Some day that sprawl will be fully retro-fitted as the kind of walkable, compact environment that puts people in face-to-face contact more so than what happens now via windshield perspectives; respecting both basic human needs and also the land-space needs of nature. This is happening now slowly, in our lifetimes, but the damage is significant and the repair will take many years.
Future generations will look back on the suburban experiment of the 20th century as the bizarre, unnatural thing that it was. Knowing that makes me feel a bit better about how slow the process is of undoing the physical and psychological detritus of the experiment.
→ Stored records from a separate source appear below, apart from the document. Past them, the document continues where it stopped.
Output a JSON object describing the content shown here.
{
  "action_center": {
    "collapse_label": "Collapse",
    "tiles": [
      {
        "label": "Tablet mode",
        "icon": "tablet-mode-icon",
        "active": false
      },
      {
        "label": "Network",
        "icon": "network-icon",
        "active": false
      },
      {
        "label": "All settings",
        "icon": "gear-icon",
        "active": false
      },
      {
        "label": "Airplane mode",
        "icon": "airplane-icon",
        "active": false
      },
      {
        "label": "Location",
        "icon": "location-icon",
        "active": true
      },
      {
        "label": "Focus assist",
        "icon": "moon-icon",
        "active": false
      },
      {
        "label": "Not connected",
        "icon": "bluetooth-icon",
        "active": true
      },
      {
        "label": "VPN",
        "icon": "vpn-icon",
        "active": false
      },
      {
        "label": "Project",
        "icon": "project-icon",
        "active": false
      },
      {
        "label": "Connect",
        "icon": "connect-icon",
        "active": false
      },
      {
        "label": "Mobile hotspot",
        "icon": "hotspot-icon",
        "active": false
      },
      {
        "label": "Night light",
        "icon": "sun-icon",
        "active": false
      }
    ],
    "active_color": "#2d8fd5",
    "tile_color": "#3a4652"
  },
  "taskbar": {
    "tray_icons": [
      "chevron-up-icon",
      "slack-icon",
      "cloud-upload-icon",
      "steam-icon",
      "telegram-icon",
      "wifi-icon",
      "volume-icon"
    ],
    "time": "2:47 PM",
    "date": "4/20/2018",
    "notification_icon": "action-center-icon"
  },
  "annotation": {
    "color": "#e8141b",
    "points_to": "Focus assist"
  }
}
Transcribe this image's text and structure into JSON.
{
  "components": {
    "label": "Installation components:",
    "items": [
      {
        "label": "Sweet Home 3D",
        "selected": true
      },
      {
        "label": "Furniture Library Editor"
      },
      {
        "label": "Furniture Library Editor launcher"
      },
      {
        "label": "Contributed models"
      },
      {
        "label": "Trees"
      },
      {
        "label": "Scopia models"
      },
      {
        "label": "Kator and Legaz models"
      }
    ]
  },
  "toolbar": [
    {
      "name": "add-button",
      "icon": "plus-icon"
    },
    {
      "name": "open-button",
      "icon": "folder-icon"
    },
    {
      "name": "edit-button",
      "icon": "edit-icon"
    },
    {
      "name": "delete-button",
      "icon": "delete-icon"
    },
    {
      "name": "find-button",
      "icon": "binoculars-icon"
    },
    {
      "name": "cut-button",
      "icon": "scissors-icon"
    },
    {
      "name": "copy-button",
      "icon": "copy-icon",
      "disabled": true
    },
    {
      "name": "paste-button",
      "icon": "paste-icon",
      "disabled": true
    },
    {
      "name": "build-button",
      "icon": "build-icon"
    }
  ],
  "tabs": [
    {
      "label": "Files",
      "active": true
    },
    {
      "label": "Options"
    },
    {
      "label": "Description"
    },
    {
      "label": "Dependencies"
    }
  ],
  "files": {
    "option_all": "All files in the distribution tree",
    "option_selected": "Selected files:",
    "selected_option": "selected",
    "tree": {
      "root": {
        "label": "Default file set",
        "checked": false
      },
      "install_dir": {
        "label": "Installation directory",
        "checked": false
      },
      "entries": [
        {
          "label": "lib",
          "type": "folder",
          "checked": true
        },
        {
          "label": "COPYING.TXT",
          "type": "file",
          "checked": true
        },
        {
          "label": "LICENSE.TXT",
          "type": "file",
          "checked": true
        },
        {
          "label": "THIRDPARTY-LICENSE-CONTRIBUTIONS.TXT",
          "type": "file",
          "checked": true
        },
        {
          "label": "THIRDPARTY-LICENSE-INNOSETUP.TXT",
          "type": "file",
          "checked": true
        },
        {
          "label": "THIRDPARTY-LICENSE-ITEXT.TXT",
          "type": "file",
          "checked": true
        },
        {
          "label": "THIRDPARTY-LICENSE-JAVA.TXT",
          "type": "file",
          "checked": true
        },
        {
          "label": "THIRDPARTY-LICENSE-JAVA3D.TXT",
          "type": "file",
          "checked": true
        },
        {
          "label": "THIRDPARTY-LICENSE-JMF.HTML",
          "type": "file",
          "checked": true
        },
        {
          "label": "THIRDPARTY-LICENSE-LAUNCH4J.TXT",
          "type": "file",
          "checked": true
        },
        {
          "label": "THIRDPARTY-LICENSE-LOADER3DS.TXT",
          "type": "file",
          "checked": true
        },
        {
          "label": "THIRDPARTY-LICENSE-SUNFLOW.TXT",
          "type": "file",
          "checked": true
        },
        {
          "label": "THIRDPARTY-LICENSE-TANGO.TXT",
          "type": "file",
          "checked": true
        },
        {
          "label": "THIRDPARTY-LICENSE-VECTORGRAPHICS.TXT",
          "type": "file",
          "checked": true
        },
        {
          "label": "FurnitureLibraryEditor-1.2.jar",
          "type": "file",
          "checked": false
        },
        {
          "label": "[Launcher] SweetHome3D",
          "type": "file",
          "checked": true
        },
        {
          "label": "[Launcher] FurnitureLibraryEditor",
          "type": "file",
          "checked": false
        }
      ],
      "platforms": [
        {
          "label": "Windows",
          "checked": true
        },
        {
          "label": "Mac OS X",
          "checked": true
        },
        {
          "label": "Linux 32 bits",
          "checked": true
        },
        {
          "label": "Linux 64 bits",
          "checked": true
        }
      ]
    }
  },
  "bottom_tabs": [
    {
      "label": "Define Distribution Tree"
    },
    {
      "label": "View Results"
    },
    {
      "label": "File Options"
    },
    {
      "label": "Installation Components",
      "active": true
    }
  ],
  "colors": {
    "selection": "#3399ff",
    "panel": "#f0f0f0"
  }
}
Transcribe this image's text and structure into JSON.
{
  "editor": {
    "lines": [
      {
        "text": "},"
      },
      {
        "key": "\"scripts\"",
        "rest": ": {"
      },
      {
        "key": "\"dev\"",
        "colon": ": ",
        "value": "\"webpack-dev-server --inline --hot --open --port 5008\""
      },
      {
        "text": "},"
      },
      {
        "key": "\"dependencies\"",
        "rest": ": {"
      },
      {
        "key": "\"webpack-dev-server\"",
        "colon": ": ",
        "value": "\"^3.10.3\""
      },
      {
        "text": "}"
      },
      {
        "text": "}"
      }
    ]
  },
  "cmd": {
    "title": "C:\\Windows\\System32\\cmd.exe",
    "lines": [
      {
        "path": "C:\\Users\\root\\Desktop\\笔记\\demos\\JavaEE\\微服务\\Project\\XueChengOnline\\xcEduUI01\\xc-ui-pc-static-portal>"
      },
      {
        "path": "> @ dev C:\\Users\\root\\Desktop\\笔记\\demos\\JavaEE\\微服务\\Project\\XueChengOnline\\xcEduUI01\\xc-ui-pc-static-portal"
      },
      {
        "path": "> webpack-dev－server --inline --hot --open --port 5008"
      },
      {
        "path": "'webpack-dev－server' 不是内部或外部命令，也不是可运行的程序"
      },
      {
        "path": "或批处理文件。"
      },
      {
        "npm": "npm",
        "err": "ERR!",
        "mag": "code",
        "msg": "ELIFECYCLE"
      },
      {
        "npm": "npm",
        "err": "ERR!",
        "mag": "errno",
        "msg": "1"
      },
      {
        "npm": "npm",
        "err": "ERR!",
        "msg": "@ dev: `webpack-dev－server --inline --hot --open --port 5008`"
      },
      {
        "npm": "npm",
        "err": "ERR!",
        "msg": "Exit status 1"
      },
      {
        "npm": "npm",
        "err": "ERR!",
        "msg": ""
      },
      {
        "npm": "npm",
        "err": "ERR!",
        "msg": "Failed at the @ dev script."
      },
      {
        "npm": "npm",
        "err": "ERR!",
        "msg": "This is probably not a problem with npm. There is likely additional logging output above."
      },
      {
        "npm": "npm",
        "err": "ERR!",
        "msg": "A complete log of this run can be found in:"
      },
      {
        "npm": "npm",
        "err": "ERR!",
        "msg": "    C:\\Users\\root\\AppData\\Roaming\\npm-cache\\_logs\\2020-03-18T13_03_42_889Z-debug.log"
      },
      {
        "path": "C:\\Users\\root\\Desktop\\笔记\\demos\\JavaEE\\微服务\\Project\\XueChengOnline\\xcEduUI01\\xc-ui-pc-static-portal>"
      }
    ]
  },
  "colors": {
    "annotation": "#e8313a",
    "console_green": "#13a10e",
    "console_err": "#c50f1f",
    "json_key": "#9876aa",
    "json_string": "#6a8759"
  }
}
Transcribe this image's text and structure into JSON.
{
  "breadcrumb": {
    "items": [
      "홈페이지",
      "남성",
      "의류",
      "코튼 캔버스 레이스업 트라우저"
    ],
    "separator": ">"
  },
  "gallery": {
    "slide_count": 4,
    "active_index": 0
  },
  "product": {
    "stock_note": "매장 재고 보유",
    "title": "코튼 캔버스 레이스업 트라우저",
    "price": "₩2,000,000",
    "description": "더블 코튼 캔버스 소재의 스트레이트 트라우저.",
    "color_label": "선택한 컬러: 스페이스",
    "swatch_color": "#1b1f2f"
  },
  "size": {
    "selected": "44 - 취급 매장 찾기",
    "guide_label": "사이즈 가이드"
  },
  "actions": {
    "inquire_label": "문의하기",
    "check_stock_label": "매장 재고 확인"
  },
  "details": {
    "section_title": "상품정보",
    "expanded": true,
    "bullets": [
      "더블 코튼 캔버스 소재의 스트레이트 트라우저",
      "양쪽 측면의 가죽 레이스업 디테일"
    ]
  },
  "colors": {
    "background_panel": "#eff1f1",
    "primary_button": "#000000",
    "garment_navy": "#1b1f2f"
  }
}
Couldn’t agree more

atlurbanist:

Saying goodbye, slowly, to the suburban experiment

Lewis Mumford (1895-1990) was an interesting guy. Among many other things, we was a fan of cities and good urban planning. He also gave a warning voice against the rise of car-centric suburbia as it was happening in the 20th century. Here’s a quote from him, emphasis from me:

In the suburb one might live and die without marring the image of an innocent world, except when some shadow of evil fell over a column in the newspaper. Thus the suburb served as an asylum for the preservation of illusion. Here domesticity could prosper, oblivious of the pervasive regimentation beyond. This was not merely a child-centered environment; it was based on a childish view of the world, in which reality was sacrificed to the pleasure principle.

Perspective: car-centric, suburban sprawl is a construct of the 20th century that clashes with the way human settlements developed and thrived for millennia. It reconstructed our living spaces on a scale meant for cars, making our neighborhoods inhospitable to the kind of pedestrian connectivity that we need for healthy interactivity with our environments and with  each other.

Some day that sprawl will be fully retro-fitted as the kind of walkable, compact environment that puts people in face-to-face contact more so than what happens now via windshield perspectives; respecting both basic human needs and also the land-space needs of nature. This is happening now slowly, in our lifetimes, but the damage is significant and the repair will take many years.

Future generations will look back on the suburban experiment of the 20th century as the bizarre, unnatural thing that it was. Knowing that makes me feel a bit better about how slow the process is of undoing the physical and psychological detritus of the experiment.

Couldn’t agree more

(via thisbigcity)

11:50 am

(Source: littlebuster, via joshie766)

11:48 am September 4, 2013 5:49 pm

ron swanson!!!

(Source: s-thr, via buryhatchets)